The Study Group on Intergenerational Consequences of the Holocaust brings together children and children’s children of those who were persecuted by the Nazis, of Holocaust survivors, but also descendants of Nazi perpetrators and bystanders. By confronting our personal histories together and by raising public awareness, we seek to counteract individual and collective tendencies towards forgetting the persecution that prevailed under National Socialism. In work circles, we promote exchange among the descendants of survivors and perpetrators/bystanders – and we extend these efforts to include public events and dialogue in a broader societal context.
Acknowledging and relating one’s own family history is an essential means of addressing traumatic and guilt-ridden experiences associated with war and the Holocaust, even in the second and later generations. We offer our members a protected space in which they can (re-)discover a personal way to express their experience and gain better access to their individual and collective history.
To realize these aims, we take recourse to psychological-psychoanalytic approaches as well as the insights/methods of scholars and political scientists. In reviewing things past, our particular interest is directed towards coping better with the present and shaping models for the future. We are committed to taking a stand against violence, xenophobia, racism and antisemitism, and to promoting democracy and humanitarianism.

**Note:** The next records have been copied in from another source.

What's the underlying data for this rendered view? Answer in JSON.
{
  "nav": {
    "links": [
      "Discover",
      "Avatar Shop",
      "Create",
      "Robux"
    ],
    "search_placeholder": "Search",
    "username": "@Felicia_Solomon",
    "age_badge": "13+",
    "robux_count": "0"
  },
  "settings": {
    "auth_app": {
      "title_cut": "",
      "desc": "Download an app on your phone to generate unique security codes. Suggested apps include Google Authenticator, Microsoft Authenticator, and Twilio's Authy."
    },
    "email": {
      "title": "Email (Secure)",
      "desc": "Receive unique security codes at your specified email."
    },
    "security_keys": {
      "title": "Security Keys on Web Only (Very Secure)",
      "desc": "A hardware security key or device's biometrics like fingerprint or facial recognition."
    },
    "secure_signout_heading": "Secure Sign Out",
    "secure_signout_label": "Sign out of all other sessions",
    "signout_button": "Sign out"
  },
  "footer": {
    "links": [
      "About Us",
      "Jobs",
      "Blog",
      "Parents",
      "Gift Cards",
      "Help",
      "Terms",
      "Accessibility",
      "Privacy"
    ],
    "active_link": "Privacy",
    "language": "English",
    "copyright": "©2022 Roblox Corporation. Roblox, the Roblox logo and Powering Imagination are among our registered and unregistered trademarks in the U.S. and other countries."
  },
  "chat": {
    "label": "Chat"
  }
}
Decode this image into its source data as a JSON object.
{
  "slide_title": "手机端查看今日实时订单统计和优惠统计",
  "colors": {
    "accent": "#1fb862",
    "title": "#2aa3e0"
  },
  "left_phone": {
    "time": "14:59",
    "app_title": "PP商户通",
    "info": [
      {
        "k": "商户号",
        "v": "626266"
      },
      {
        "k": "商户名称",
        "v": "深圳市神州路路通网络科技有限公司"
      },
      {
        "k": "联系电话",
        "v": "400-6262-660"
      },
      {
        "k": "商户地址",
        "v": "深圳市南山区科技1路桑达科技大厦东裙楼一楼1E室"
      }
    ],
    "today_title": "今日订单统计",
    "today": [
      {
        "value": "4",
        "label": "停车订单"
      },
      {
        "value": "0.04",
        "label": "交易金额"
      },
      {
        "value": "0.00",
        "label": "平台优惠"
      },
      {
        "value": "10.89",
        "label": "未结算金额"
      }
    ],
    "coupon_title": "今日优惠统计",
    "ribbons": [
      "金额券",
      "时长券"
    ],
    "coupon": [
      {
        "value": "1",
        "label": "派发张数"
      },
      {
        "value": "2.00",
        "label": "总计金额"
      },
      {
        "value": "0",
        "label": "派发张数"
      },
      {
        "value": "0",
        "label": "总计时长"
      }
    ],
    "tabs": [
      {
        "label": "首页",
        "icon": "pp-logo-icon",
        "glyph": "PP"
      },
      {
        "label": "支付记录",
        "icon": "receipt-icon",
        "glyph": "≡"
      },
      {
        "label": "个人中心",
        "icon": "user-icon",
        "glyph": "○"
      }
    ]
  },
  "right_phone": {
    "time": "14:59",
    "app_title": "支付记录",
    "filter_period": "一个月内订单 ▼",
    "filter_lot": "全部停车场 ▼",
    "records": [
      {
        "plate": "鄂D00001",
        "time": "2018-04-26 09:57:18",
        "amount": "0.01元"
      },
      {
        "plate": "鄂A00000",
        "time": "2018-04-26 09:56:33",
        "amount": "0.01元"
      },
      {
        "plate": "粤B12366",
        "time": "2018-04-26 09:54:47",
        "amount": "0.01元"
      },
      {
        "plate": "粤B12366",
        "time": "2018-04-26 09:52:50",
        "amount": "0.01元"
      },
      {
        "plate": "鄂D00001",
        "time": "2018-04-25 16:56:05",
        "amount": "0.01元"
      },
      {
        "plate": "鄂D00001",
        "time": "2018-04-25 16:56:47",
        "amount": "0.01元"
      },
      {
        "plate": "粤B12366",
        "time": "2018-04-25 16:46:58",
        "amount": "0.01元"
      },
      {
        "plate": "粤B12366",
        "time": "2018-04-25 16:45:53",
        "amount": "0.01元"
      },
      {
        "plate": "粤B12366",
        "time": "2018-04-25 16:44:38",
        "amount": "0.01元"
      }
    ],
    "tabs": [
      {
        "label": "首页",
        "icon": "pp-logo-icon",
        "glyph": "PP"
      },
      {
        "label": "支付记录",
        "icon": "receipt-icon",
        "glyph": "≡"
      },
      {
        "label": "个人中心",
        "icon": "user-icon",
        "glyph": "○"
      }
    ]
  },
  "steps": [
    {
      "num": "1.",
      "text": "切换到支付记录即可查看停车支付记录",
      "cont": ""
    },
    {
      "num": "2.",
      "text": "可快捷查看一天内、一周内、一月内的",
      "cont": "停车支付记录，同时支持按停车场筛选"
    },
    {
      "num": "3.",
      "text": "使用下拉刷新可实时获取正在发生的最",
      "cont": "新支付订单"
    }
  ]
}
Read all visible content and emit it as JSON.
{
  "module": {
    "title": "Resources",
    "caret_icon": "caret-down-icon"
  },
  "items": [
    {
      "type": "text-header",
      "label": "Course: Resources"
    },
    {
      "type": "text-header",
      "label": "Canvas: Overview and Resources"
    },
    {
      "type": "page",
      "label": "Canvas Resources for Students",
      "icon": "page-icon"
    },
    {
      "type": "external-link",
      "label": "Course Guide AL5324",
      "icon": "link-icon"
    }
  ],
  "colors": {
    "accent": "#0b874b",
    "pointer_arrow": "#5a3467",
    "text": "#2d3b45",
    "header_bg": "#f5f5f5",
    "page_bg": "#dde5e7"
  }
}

These six work circles meet regularly:
- dialogue group
- literary circle
- intervision group for psychotherapists
- our workshop (research/theory)
- film group
- storytelling lab
In addition, several times a year we arrange a “Saturday Talk” for our members with the speakers from our public events, and we also hold an annual event “About Us” as a platform for exchange among our members.